§ **Data provided**
· · · · · · ·
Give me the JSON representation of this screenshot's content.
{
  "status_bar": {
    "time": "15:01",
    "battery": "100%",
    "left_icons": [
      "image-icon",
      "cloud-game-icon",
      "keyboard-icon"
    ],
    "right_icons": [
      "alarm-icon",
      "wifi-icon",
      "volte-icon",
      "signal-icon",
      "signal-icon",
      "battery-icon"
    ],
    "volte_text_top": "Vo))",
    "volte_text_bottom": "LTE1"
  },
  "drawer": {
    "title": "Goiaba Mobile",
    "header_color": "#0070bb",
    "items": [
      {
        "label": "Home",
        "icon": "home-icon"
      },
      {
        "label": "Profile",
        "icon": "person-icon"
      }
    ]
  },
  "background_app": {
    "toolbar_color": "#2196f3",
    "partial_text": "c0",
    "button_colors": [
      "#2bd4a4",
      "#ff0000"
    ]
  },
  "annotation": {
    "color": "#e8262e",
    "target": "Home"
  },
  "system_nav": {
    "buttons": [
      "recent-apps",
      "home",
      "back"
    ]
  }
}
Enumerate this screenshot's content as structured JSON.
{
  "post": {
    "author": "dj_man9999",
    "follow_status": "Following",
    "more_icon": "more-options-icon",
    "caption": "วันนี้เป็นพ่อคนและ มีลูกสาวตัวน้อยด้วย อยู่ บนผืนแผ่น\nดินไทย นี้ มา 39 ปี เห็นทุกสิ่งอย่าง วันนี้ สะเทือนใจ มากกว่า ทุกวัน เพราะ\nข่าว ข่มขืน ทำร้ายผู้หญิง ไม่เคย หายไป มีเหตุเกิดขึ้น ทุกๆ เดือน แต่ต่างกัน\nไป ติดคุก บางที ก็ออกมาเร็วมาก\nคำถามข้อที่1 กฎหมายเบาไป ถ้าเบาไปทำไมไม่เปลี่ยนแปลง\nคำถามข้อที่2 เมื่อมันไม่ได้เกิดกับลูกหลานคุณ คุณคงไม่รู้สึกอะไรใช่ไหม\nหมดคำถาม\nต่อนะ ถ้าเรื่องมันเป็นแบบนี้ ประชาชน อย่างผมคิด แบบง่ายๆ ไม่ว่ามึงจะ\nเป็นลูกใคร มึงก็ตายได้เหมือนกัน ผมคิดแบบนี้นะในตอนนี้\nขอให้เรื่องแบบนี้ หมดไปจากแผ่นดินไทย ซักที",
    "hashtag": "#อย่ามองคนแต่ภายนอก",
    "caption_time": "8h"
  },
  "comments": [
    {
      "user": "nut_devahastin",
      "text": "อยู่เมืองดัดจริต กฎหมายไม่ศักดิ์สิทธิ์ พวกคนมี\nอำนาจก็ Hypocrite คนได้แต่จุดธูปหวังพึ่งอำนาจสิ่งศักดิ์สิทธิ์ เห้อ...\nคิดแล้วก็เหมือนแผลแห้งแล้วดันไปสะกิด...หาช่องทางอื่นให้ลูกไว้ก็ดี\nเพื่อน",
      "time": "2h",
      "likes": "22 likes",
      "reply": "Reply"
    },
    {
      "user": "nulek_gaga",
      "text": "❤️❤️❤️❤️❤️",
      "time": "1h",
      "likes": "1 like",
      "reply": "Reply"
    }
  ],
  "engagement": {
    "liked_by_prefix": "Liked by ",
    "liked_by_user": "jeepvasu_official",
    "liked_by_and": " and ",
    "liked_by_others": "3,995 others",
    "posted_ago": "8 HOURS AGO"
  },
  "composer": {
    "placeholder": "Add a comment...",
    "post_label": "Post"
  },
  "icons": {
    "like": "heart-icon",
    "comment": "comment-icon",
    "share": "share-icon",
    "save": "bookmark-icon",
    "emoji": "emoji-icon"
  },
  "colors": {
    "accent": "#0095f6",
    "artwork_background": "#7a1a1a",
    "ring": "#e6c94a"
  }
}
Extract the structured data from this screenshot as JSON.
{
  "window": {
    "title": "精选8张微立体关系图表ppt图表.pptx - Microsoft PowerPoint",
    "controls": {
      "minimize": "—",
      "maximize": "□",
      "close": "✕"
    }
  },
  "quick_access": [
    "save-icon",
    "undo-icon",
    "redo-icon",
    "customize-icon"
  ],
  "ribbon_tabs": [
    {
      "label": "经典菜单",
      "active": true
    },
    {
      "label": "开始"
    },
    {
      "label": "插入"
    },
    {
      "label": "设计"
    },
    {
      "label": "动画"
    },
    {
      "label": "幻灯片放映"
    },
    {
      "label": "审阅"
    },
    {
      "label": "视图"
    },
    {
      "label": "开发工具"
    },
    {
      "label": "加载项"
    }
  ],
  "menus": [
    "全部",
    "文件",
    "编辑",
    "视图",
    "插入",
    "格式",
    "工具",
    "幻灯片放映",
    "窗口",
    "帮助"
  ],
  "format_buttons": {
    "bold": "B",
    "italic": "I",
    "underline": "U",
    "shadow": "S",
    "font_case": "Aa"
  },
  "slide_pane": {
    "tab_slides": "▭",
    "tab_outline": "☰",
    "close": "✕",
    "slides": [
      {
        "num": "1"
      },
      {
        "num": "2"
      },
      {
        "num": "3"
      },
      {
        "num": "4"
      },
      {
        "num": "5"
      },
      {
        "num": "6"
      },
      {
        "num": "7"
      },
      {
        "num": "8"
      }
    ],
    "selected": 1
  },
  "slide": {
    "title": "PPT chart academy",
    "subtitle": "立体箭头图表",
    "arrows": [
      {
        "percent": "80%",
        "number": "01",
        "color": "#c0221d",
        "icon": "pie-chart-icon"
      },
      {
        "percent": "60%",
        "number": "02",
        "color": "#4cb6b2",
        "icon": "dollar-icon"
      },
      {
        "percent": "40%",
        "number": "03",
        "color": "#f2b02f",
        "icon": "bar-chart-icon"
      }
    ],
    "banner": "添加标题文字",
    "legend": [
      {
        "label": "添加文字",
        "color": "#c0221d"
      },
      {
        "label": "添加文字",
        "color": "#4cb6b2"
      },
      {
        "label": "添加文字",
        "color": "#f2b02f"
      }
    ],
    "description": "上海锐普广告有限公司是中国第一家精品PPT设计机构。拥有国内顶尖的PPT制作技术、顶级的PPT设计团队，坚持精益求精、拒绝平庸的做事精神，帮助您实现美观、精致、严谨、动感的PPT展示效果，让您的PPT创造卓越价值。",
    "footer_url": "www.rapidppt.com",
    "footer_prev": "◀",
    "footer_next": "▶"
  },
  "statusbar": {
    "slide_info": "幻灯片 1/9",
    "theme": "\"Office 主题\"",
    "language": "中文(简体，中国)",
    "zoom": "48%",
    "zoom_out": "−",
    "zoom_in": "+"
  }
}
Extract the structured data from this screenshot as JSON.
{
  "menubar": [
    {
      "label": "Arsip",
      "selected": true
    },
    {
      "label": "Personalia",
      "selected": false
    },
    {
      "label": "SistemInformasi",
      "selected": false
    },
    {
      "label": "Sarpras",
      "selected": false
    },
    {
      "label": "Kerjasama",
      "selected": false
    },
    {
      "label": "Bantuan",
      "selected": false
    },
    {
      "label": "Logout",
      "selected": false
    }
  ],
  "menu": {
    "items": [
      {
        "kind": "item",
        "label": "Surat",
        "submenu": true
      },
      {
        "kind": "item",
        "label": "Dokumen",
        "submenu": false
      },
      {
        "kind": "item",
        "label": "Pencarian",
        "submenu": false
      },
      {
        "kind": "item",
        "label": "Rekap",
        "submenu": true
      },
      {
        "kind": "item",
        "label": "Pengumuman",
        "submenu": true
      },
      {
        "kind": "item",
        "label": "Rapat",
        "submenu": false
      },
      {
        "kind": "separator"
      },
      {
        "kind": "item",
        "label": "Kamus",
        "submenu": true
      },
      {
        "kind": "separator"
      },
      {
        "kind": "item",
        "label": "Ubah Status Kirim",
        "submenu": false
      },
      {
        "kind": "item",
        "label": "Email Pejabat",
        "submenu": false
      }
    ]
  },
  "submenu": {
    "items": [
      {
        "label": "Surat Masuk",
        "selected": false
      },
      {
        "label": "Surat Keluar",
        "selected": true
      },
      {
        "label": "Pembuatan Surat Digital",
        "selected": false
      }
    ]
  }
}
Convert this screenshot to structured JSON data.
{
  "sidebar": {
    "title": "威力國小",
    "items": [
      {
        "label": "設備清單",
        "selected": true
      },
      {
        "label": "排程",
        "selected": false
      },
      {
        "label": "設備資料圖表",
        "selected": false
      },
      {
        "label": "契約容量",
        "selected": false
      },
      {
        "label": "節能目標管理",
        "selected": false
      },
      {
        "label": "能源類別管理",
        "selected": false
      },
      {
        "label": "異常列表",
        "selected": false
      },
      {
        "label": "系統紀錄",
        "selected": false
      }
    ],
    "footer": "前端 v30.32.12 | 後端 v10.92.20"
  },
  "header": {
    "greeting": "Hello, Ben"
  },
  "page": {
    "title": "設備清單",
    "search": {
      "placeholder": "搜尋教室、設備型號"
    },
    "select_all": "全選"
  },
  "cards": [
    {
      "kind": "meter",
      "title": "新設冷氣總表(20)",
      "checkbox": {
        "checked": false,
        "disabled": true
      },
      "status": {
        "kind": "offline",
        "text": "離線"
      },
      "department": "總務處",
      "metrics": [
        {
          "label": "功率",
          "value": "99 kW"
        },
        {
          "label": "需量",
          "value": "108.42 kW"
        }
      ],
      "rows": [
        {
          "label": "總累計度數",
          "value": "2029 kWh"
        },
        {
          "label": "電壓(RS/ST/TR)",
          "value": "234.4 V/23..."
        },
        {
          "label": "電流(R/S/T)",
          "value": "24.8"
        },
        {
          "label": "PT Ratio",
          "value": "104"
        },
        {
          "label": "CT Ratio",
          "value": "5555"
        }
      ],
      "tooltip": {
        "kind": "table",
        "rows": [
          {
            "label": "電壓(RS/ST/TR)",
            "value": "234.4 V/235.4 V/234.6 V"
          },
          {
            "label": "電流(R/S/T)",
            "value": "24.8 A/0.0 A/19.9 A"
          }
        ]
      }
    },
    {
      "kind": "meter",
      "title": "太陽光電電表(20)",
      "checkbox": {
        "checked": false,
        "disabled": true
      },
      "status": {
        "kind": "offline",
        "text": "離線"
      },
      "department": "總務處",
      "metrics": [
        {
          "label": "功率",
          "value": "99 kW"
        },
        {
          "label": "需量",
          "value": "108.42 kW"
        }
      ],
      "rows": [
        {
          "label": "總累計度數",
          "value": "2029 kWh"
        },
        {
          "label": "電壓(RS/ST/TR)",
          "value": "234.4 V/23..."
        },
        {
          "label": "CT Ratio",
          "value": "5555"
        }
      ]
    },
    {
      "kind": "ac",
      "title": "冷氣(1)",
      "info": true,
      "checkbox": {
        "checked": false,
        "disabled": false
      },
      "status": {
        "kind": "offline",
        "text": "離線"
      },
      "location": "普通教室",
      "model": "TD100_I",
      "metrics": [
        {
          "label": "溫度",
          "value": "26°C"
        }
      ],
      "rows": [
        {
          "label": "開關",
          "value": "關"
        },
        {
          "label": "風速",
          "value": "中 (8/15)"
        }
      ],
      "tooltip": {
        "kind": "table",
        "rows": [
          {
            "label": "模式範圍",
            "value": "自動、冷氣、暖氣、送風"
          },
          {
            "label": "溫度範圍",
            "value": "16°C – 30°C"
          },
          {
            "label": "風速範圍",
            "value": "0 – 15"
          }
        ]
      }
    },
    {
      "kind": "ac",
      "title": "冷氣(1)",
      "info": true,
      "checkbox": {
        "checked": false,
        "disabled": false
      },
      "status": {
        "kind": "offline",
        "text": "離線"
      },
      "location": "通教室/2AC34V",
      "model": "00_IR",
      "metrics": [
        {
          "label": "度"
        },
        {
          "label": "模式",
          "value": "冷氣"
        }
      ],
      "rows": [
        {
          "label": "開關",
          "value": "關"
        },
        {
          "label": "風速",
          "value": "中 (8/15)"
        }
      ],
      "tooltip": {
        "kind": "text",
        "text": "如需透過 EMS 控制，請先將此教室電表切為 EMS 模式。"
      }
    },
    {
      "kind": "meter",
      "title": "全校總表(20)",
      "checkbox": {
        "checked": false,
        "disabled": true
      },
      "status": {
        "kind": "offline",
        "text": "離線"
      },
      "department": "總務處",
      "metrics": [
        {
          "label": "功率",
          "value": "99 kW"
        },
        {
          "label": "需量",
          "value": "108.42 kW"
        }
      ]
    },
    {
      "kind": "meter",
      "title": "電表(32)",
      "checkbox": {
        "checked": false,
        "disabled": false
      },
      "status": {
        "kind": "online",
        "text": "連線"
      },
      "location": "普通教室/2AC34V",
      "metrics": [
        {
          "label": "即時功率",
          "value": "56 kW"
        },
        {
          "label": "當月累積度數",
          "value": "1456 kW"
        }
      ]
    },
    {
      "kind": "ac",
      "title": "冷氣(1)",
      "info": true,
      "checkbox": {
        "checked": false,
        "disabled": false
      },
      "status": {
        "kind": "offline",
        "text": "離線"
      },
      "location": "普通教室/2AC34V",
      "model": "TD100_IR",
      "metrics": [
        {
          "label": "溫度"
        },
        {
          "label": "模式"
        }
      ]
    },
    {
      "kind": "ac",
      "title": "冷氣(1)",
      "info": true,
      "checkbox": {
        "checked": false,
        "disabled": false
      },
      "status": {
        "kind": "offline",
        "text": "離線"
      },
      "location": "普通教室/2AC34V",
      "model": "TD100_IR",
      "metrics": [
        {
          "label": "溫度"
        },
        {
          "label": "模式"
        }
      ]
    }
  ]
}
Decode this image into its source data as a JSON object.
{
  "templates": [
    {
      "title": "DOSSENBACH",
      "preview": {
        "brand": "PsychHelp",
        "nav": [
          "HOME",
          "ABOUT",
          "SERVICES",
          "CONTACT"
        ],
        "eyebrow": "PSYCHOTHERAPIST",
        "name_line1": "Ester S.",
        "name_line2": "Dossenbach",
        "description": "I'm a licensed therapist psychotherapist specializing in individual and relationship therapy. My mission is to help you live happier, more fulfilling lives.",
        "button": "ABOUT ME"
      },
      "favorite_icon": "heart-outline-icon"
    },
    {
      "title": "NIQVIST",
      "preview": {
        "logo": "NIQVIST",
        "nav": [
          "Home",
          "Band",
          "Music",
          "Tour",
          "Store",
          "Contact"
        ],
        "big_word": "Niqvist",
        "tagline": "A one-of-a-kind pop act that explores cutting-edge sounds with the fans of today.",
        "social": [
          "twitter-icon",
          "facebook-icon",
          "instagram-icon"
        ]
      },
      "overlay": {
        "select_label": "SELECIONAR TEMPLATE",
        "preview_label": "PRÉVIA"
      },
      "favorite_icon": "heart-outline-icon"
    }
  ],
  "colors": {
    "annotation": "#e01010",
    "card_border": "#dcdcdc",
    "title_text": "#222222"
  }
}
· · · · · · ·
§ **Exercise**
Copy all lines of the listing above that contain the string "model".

§ **Answer to this exercise**
      "model": "TD100_I",
      "model": "00_IR",
      "model": "TD100_IR",
      "model": "TD100_IR",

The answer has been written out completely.